Two unexpected movie experiences on a Friday night. The first was the British black comedy, Withnail and I. Directed by Bruce Robinson, who was recently recruited presumably out of retirement to film Johnny Depp’s The Rum Diary (2011) about the early life of gonzo journalist Hunter S. Thompson. You can see why. Withnail and I, I discovered, is a cult classic. And just like The Rum Diary portrays a down and out journalist at a down and soon-to-be-dead newspaper in Puerto Rico, so Withnail and I is about two losers who share a flat in 1969’s London Camden district. There’s also a connection between the movies in that cartoonist Ralph Steadman illustrated Hunt S. Thompson’s later articles for Rolling Stone magazine, and he designed the poster and opening credits for this film.....But to tell the truth it took awhile for this movie to get going and I was almost about to eject it. The film opens in a slummy, filthy flat shared by a couple of seemingly brain dead longhairs who have nothing going for them except alcohol consumption and in the case of Withnail (Richard E. Grant) lighter fluid. But slowly the picture gathers steam, when our heroes – who turn out to be two unemployed actors – get in to their beat up Jaguar and visit Uncle Mounty (Richard Griffiths). Mounty (love the name) is a flaming gay who allows the boys to use his Lake District stone cottage for a country getaway. Problem is, our lads are about as incompetent living in the country as they are the city. They have no food, not even any firewood to heat the damp house, and they run into a cast of bizarre characters most of whom are hardly friendly. When Uncle Mounty makes a surprise visit, it’s hardly what the boys expected, and Marwood (Paul McGann) fears Mounty’s ardour.....This film turned out to be an extraordinary hoot. No wonder it’s part of the Criterion Collection catalogue.

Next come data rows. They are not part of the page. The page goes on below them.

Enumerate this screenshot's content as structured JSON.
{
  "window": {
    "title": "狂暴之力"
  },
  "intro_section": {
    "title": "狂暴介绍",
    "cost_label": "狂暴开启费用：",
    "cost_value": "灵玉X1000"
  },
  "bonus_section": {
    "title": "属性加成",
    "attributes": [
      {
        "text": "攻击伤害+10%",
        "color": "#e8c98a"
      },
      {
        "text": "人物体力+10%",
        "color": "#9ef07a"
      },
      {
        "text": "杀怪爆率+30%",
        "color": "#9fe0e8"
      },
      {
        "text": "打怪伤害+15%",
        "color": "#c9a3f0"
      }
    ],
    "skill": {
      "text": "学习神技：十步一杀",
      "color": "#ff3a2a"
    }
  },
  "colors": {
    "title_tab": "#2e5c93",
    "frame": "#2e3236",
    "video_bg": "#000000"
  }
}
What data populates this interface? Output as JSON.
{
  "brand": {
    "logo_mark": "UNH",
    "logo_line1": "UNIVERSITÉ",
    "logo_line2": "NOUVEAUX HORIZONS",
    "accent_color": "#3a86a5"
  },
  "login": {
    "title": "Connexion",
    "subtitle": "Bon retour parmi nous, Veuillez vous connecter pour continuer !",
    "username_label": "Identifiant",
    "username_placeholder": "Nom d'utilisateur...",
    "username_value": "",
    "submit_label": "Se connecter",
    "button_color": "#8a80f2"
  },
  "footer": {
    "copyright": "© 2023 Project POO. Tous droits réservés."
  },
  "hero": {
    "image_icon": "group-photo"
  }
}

After Withnail and I, I channel surfaced until I hit upon TFO, the Ontario French public television network, where I saw actors in a mid-1960s film doing nothing but singing. How amazing, I thought, and just had to put down the remote and watch the thing through to the end.....And then it occurred to me, yes, this is that very famous film The Umbrellas of Cherbourg, directed by Jacques Demy and starring a very young Catherine Deneuve. This movie, made in 1964, is widely regarded as a masterpiece. And it’s easy to see why. Unlike other musicals where there is spoken dialogue along with singing, every single word in this picture is sung, no matter how inconsequential. Even when Deneuve’s (Geneviève’s) lover Guy (Nino Castelnuovo) has an argument with his boss at the local gas station, their rising tempers are sung.....Many years ago I bought the CD soundtrack to this movie because it features an exquisite jazz score by Michel Legrand. And one of the most famous romantic songs of all time is the main theme, I Will Wait for You. Yes, the movie is about love and loss, set in the late 1950s when France was at war in Algeria. Absolutely hard to imagine a movie like that being made nowadays. But maybe I shouldn’t speak too soon. After all, look what director Michel Hazanavicius has done with recreating the silent era in a movie like The Artist.